"McDonald's commitment to environmental leadership is a cornerstone of our 
core value of giving back to the communities in which we do business," said 
Jack Greenberg, McDonald's Chairman and CEO.  "McDonald's will continue to 
work with the EPA, the Environmental Defense and other environmental experts 
to keep us on the cutting edge of environmental stewardship." 

McDonald's led the way in the Buy Recycled initiative by purchasing more than 
300,000 tons of paper products made from recycled materials in 1999 alone.  
McDonald's is constantly reducing the weight, volume and environmental impact 
of its packaging materials and exploring new packaging alternatives. 

The U.S. EPA cited some examples of McDonald's leadership in this area as 
follows:  

1. Conserved 3,200 tons of paper and cardboard by eliminating sandwich 
containers, and replacing them with single-layer flexible sandwich wraps. 

2. By switching to lighter drink cups, McDonald's eliminated 1,100 tons of 
cardboard materials that would have been used for shipping.

3. Spent more than $355 million on recycled-content products.  This included 
the purchase of nearly 100,000 tons of paper made from recycled office paper 
waste. 

"McDonald's led the way again in 1999 in promoting the "buy recycled" message 
by purchasing more than $300 million worth of products made from recycled 
materials," said Elizabeth Cotsworth, Director for the U.S. EPA Office of 
Solid Waste.  "To inspire other organizations to follow their lead, WasteWise 
featured McDonald's as a panelist in the 1999 WasteWise 'Buy Recycled' 
national satellite forum.  Since they joined WasteWise in 1994, McDonald's 
has demonstrated every year its commitment to solid waste reduction." 

Last December, McDonald's Corporation and the Environmental Defense marked 
the tenth anniversary of their groundbreaking alliance.  Over the past ten 
years, that partnership has resulted in dozens of major environmental 
initiatives, including McDonald's move to unbleached paper carry-out bags, 
replacing polystyrene foam sandwich clamshells with paper wraps and 
light-weight recycled boxes. 
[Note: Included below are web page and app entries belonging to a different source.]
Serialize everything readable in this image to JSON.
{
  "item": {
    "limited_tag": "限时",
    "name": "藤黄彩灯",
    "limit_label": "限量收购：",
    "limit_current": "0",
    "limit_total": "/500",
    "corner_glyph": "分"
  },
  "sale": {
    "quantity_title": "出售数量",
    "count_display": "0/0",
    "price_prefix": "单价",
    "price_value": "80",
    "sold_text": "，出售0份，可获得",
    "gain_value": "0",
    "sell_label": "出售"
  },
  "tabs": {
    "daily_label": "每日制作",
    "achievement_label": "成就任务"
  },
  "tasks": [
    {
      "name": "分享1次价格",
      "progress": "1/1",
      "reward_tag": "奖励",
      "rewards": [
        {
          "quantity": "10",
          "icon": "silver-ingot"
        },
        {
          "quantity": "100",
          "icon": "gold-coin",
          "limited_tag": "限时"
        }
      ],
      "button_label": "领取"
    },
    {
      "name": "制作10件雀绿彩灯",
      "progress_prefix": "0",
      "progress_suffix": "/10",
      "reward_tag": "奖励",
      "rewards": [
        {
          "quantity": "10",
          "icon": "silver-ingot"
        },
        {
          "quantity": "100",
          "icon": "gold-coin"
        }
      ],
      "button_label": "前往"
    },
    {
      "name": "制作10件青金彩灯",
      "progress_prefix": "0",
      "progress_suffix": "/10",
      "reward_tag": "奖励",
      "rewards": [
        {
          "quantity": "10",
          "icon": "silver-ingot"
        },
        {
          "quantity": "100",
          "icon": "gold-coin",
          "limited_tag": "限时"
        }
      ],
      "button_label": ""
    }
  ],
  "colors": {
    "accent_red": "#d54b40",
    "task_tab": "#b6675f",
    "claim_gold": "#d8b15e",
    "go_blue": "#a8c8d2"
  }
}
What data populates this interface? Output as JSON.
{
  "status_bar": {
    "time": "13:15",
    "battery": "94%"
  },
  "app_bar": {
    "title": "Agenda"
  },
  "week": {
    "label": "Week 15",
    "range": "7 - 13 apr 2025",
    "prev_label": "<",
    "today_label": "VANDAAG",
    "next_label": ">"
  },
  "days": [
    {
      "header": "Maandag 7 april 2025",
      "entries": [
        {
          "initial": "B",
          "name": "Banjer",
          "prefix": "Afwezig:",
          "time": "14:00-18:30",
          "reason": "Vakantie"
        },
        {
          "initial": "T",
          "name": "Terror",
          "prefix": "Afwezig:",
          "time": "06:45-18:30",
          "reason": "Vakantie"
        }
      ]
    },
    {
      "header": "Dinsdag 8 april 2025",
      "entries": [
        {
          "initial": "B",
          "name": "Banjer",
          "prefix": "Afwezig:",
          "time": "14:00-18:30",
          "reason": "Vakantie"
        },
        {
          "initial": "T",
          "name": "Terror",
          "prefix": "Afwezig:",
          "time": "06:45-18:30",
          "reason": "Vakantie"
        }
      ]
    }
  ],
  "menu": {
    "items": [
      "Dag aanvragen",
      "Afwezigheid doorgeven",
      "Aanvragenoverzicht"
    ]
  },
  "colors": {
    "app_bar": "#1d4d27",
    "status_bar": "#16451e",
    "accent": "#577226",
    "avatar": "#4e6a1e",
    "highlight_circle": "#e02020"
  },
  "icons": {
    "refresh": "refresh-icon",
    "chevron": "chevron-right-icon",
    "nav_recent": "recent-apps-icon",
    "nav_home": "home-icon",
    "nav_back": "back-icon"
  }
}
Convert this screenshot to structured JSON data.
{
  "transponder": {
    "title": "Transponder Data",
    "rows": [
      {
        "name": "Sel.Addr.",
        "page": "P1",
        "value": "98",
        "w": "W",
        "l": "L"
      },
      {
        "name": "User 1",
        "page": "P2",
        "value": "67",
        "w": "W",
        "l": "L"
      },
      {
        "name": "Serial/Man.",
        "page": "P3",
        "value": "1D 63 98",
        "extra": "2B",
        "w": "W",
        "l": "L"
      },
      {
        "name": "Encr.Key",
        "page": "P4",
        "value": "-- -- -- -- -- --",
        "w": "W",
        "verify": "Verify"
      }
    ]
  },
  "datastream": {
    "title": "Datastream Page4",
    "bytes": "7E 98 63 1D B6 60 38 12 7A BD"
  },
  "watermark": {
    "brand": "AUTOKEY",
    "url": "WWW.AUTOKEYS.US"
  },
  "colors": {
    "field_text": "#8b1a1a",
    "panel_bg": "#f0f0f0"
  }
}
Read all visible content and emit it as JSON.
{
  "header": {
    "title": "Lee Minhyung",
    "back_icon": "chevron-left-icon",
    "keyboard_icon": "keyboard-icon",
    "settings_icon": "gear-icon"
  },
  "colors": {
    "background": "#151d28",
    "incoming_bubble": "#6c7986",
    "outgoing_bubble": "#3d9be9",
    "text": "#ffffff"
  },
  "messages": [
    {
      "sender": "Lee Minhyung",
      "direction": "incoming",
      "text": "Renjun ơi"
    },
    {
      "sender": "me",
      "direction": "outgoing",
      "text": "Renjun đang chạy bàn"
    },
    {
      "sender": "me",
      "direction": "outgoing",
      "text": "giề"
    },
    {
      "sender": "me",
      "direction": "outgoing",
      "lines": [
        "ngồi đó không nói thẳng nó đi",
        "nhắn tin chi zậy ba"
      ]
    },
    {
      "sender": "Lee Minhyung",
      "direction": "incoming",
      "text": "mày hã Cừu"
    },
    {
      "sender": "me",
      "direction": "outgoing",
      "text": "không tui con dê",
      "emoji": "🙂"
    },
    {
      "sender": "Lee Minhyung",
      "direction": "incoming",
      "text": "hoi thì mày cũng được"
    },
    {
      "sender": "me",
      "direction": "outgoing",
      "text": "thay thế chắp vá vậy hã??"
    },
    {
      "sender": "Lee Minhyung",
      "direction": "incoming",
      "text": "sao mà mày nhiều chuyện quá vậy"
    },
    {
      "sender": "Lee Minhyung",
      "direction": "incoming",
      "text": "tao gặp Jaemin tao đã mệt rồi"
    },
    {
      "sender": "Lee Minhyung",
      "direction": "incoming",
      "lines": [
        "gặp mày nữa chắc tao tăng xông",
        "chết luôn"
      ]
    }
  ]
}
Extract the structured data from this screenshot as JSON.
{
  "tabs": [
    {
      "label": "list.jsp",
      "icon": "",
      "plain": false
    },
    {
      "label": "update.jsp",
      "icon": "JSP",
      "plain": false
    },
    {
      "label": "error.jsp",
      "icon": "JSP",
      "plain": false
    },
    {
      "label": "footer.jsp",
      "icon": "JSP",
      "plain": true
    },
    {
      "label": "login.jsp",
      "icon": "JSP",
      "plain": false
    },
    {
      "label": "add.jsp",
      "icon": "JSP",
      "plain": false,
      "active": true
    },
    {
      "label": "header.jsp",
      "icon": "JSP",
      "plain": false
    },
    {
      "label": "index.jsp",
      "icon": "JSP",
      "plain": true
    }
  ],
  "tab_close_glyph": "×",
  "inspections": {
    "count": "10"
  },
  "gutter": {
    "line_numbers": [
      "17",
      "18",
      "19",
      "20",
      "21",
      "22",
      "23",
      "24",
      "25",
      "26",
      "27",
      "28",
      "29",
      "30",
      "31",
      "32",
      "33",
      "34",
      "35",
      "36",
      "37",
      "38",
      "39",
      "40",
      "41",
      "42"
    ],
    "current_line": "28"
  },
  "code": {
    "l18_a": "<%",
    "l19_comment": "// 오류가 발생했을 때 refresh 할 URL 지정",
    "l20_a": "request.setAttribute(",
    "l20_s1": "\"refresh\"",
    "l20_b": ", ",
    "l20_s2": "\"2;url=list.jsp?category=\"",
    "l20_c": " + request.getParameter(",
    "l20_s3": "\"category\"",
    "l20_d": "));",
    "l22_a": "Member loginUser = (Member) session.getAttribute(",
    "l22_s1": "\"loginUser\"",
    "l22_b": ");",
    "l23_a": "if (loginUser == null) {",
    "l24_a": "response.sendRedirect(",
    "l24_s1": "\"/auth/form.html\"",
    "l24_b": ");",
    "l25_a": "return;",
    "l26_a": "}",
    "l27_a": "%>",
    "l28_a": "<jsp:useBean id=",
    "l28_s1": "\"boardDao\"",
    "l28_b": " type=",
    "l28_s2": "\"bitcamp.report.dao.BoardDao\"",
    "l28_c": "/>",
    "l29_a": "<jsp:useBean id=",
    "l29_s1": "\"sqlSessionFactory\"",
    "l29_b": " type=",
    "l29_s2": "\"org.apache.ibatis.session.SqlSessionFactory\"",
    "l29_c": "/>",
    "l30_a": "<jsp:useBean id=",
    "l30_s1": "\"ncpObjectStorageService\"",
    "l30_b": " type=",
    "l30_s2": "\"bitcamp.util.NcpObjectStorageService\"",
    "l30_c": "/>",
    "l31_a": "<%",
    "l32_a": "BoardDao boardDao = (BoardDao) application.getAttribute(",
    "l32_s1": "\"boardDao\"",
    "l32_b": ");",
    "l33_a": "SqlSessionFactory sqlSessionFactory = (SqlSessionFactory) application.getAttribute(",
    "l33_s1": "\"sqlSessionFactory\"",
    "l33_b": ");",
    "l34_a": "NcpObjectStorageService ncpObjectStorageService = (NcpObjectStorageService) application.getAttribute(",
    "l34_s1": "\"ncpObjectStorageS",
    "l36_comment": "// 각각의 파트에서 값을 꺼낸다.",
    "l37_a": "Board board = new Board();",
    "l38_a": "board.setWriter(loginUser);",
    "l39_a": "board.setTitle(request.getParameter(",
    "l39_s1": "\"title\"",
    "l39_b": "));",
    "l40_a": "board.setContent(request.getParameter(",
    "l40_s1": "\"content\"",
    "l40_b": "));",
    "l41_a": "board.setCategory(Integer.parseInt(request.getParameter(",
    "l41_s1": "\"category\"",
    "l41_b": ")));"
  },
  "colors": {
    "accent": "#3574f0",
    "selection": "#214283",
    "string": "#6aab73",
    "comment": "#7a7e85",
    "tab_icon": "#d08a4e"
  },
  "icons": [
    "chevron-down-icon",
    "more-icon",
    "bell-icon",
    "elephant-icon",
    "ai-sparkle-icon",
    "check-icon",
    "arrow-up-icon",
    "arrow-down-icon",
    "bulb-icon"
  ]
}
In the past ten years, McDonald's has:  

-- Eliminated 150,000 tons of McDonald's packaging through redesigning or 
reducing the amount of materials used to make straws, napkins, sandwich 
packaging, cups, French fry containers and other items. 

-- Purchased more than $3 billion in products made from recycled materials 
for use in McDonald's restaurants. 

-- Recycled more than one million tons of corrugated cardboard, the most 
commonly used material for shipping products to McDonald's 12,500 
restaurants, reducing restaurant waste by 30%. 

-- McDonald's also committed to energy conservation efforts by installing 
energy-efficient lights in the restaurants, and testing five state-of-the-art 
energy efficient restaurants in the U.S. that achieved a 10-15% reduction in 
energy use.  McDonald's has an overarching goal of reducing energy use by 10% 
in its restaurants. 

McDonald's Corporation is the largest and best-known food service retailer 
with more than 28,000 restaurants serving more than 43 million people a day 
in 120 countries.